*** Opening INPUT FOR THIS TASK ***

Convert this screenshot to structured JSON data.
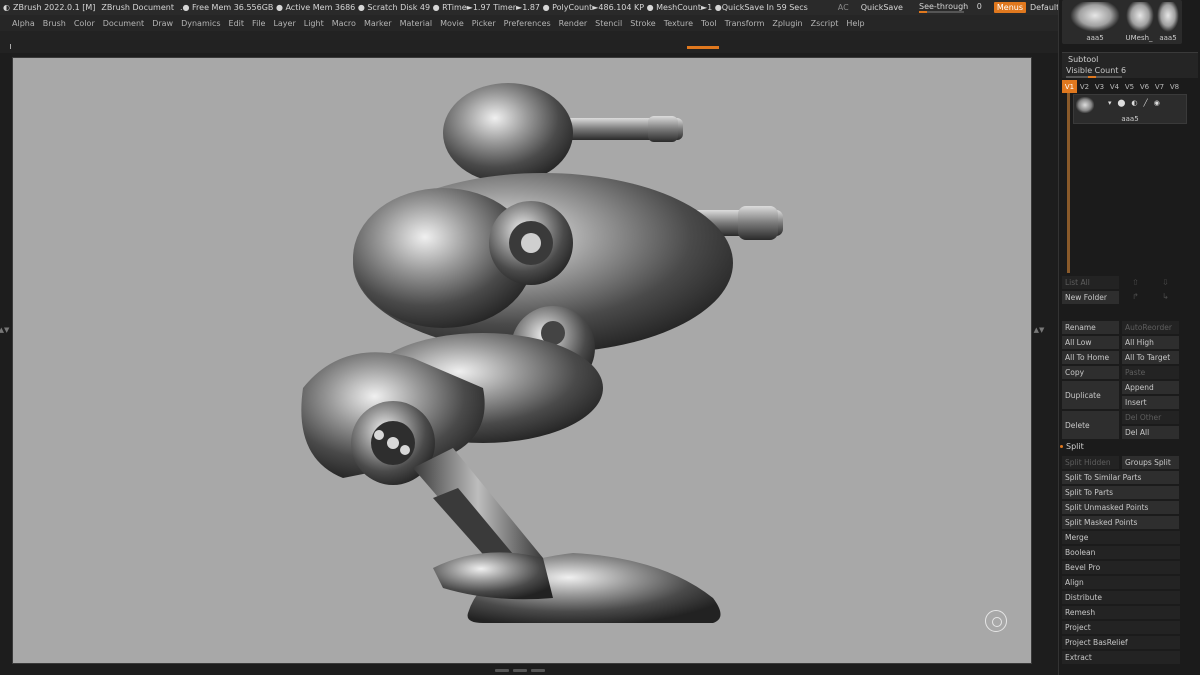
{
  "titlebar": {
    "app": "ZBrush 2022.0.1 [M]",
    "doc": "ZBrush Document",
    "stats": ".● Free Mem 36.556GB ● Active Mem 3686 ● Scratch Disk 49 ●  RTime►1.97 Timer►1.87 ● PolyCount►486.104 KP  ● MeshCount►1   ●QuickSave In 59 Secs",
    "ac": "AC",
    "quicksave": "QuickSave",
    "seethrough": "See-through",
    "seethrough_value": "0",
    "menus": "Menus",
    "script": "DefaultZScript"
  },
  "menubar": [
    "Alpha",
    "Brush",
    "Color",
    "Document",
    "Draw",
    "Dynamics",
    "Edit",
    "File",
    "Layer",
    "Light",
    "Macro",
    "Marker",
    "Material",
    "Movie",
    "Picker",
    "Preferences",
    "Render",
    "Stencil",
    "Stroke",
    "Texture",
    "Tool",
    "Transform",
    "Zplugin",
    "Zscript",
    "Help"
  ],
  "tool_thumbs": [
    {
      "label": "aaa5"
    },
    {
      "label": "UMesh_"
    },
    {
      "label": "aaa5"
    }
  ],
  "subtool": {
    "title": "Subtool",
    "visible_count": "Visible Count 6",
    "tabs": [
      "V1",
      "V2",
      "V3",
      "V4",
      "V5",
      "V6",
      "V7",
      "V8"
    ],
    "active_tab": "V1",
    "item_name": "aaa5"
  },
  "buttons": {
    "list_all": "List All",
    "new_folder": "New Folder",
    "rename": "Rename",
    "auto_reorder": "AutoReorder",
    "all_low": "All Low",
    "all_high": "All High",
    "all_to_home": "All To Home",
    "all_to_target": "All To Target",
    "copy": "Copy",
    "paste": "Paste",
    "duplicate": "Duplicate",
    "append": "Append",
    "insert": "Insert",
    "delete": "Delete",
    "del_other": "Del Other",
    "del_all": "Del All",
    "split": "Split",
    "split_hidden": "Split Hidden",
    "groups_split": "Groups Split",
    "split_similar": "Split To Similar Parts",
    "split_parts": "Split To Parts",
    "split_unmasked": "Split Unmasked Points",
    "split_masked": "Split Masked Points"
  },
  "sections": [
    "Merge",
    "Boolean",
    "Bevel Pro",
    "Align",
    "Distribute",
    "Remesh",
    "Project",
    "Project BasRelief",
    "Extract"
  ],
  "colors": {
    "accent": "#e0781e",
    "canvas": "#a8a8a8",
    "panel": "#1b1b1b"
  }
}
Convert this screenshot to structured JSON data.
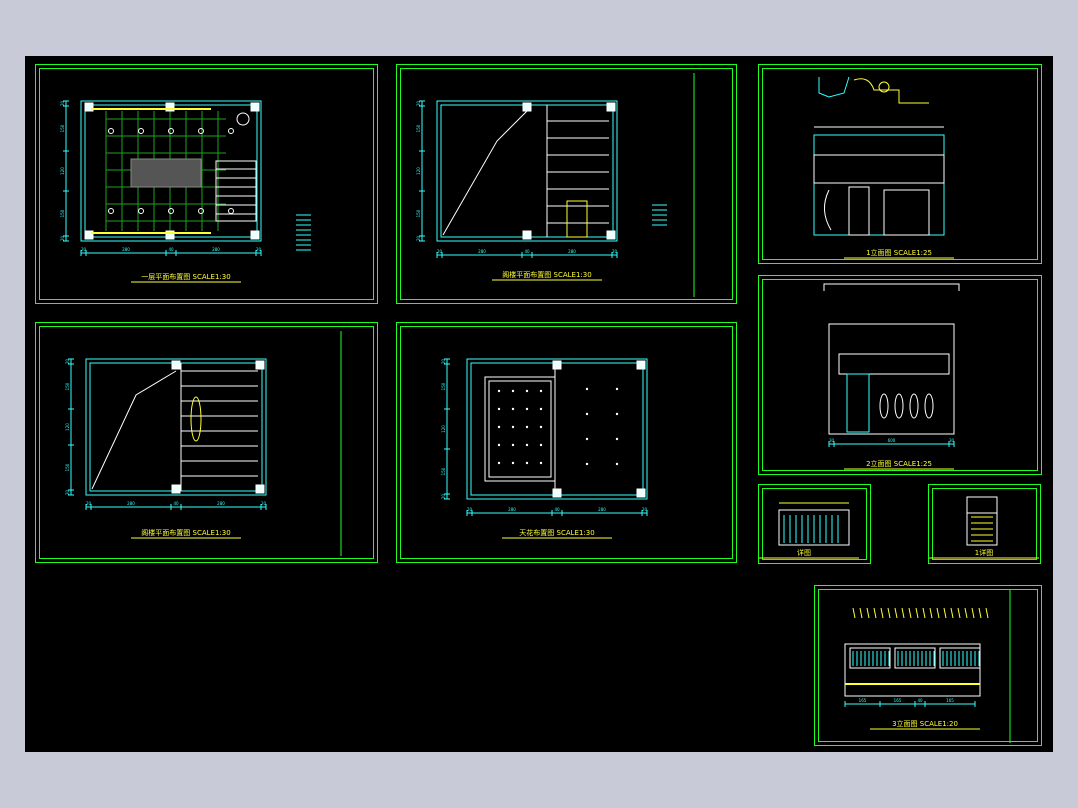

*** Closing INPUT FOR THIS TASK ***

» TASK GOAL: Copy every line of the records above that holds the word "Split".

» ANSWER FOR THIS EXERCISE:
    "split": "Split",
    "split_hidden": "Split Hidden",
    "groups_split": "Groups Split",
    "split_similar": "Split To Similar Parts",
    "split_parts": "Split To Parts",
    "split_unmasked": "Split Unmasked Points",
    "split_masked": "Split Masked Points"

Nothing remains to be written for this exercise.